Information processing skills are essential for coping in today’s society. But what part do basic skills play on the labour market? We tried to find out by analysing PIAAC (Programme for the International Assessment of Adult Competencies) data.

Client:

Ministry of Education and Research

Implementation period:

2013-2014

Supporting adults returning to secondary education

Previous research has shown that school education can be beneficial for both the individual and the society for different reasons. Therefore adults who wish to continue their studies should be supported as much as possible. The present study focused on how to better support adults in Estonia who wish to or have returned to secondary education.

Client:

Ministry of Education and Research

Implementation period:

2014

Overview of measures for financing lifelong learning

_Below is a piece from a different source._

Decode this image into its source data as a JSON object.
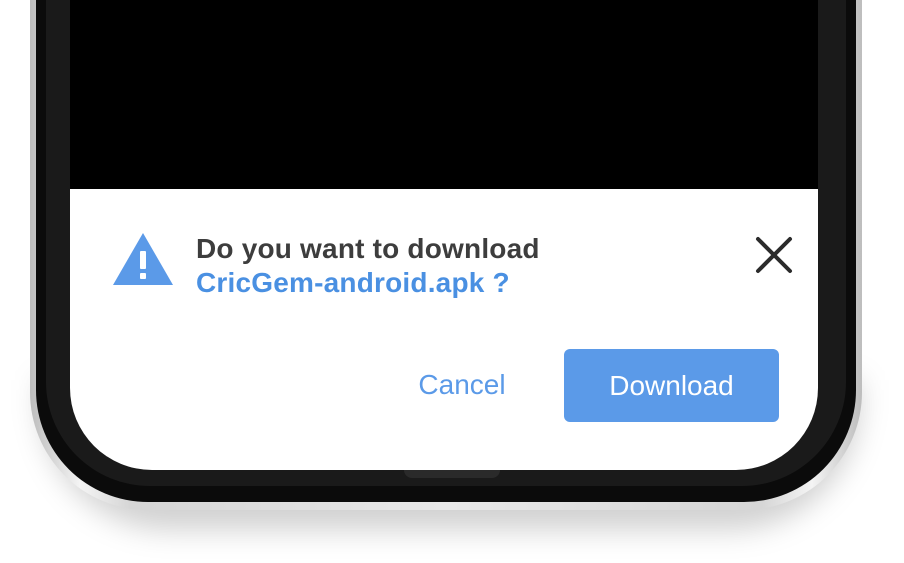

The key to promoting lifelong learning is to overcome different barriers like low awareness, negative attitude towards learning and restricted economic opportunities. The purpose of this overview was to compare national support measures to help people overcome these barriers. With this aim in mind a typology of measures was compiled and a questionnaire was sent out to map international implementation practices. As a result we present comparative tables that help to identify the differences in implementation of similar measures. This study was commissioned by the Ministry of Education and Research under the programme “Adult job-related training and developmental activities“ and financed by the European Social Fund.

Client:

Ministry of Education and Research

Implementation period:

2013

The participation of people with neither vocational nor tertiary education in lifelong learning

The aim of the project was to study learning practices of people without a vocational or higher education—in Estonia as well as in the EU as a whole, lifelong learning is considered crutial, as only lifelong learning can ensure coping in a world constantly in change. The study focused on people who have no vocational or higher education. On average, people in this category engage far less in independent learning than people with vocational or professional education.

Client:

Ministry of Education and Research

Implementation period:

2012